When Maureen Walsh was young, she was a figure skater. As she got a little older, she switched to hockey.
“Figure skaters were always the really good hockey players because we could skate backwards so well,” she says. That kind of adaptability has helped her throughout her career as an educator, administrator and coach. (It’s likely her ability to see what’s happening behind her, honed through all that backwards skating, came in handy, as well.)
During her career in education, Walsh has landed in spots all over the northeast. As of this fall, she’s taken on a new challenge – as Interim Head at St. James Academy, a coed independent school for children in kindergarten through 8th grade, located in Monkton.
Prior to taking the reins at St. James, Walsh spent 15 years as the head of the Bryn Mawr School, where she was also an ice hockey coach. Before that, she was in New York City, where she ran a lower school and was an admissions director. At points during her career, she has also taught in boarding school and worked in admissions at Williams College.
“I’ve kind of done the whole thing,” she laughs. “In in terms of admissions, I’ve interviewed 18- month old children up through college applicants. That’s a wide range!”
Before she set foot on campus, Walsh was already familiar with St. James and its students; that familiarity made the decision to step into the Interim Head role an easy one.
“From my role at Bryn Mawr, I’ve known St. James students very well, so when the opportunity popped up, it was very appealing to serve the school,” she said.
The students weren’t the only draw. “We have a lot of wonderful teachers and great administrators,” she said, explaining that one of the things she’s enjoying most about her new position is having the opportunity to mentor some of the younger staff. “Late in your career, one of the things you like to do is help others develop their craft, so I’m eager to do that.”

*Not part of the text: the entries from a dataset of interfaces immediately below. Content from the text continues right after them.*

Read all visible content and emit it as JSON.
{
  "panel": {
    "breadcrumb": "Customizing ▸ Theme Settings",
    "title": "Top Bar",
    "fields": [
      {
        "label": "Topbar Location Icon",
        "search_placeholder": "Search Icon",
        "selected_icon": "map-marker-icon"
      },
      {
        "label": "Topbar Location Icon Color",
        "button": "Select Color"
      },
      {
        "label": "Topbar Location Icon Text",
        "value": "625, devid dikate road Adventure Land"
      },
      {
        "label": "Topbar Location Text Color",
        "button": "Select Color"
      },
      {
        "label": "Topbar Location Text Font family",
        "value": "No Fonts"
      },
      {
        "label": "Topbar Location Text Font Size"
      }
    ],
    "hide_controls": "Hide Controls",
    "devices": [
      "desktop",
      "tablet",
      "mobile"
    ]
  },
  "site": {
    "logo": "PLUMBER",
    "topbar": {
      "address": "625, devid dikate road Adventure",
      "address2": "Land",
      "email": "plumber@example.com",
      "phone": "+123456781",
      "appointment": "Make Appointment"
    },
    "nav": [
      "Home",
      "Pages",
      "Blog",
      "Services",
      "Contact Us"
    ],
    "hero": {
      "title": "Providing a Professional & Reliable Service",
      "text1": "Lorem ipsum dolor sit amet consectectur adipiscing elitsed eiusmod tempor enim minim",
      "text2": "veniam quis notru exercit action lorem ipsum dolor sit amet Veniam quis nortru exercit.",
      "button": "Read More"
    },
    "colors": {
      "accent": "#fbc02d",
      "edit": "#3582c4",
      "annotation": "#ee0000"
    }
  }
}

Walsh is quick to point out that St. James has a lot to offer students and their families, from academics to a gorgeous campus to a values-oriented approach to education.
Much of the school’s strength lies with its people and its individual student focus, which is supported by a 7:1 student-teacher ratio, she says. “Because we’re such a small school, we have small classes and can address the individual student’s learning approach,” she explains. “Lower elementary school is all about learning to read and to work in the languages of reading and writing and math.
“We’re using the International Baccalaureate Middle Years Programme in grades 6 – 8, which is a really robust curriculum that not only helps expose our students to a more global view of the world, but also has to do with service and individual learning.”
Walsh’s plans for St. James focus on developing programs that help strengthen resources; that includes a new construction project on the school’s beautiful, 89-acre campus.
“We are planning to build a new sports pavilion this year, which we will also use as an outdoor teaching location. Our campus is just so drop-dead gorgeous; this provides us a really nice spot.”
She also has plans to enhance the existing school community and tighten the school’s bonds to the entire region; she frequently offers reminders that St. James is not just a neighborhood school for those in the Monkton area.
Part of St. James’ mission involves not just educating the child academically, but also helping them grow up to be responsible, confident and respectful young adults.
Walsh is especially proud of the school’s “approach to developing our kids’ sense of self, with some old-fashioned values like courtesy and a respectful approach to daily life at school.” During the school day, they talk about manners – right down to how to shake hands. And, as St. James is the parish school for the Episcopalian church of the same name, there is a weekly chapel service.
“Most of our students are probably not Episcopalian,” she points out. “But there is a moral grounding at the school – we’re pretty clear about what our values are and I think they are universal values. We believe in civility and we talk about it.”
Parents within the St. James community value character, she says, and the school makes a focus on character a priority.
St. James is hosting a series of parent coffee seminars focused on topics related to parenting. The first of these events takes place October 18 at 9:30 a.m. The subject is “Character Matters: Raising Your Child for the Ultimate Success” – it will focus on those values that are so important to the school community and how to implement them as parents.
For Walsh, watching students grow, both academically and as people, is a major reward.
“It’s such a great professional life to watch kids growing up and take part in their growing up to become well-formed, well-spoken and confident young men and women,” she says. “To play some part in that – who would want to do anything else?”
St. James Academy, 3100 Monkton Road, Monkton, MD 2111. For more information about St. James Academy, visit www.saintjamesacademy.org or call 410-568-7563. To learn more about the October 18 parent coffee event “Character Matters: Raising Your Child for the Ultimate Success,” visit www.saintjamesacademy.org/parentcoffee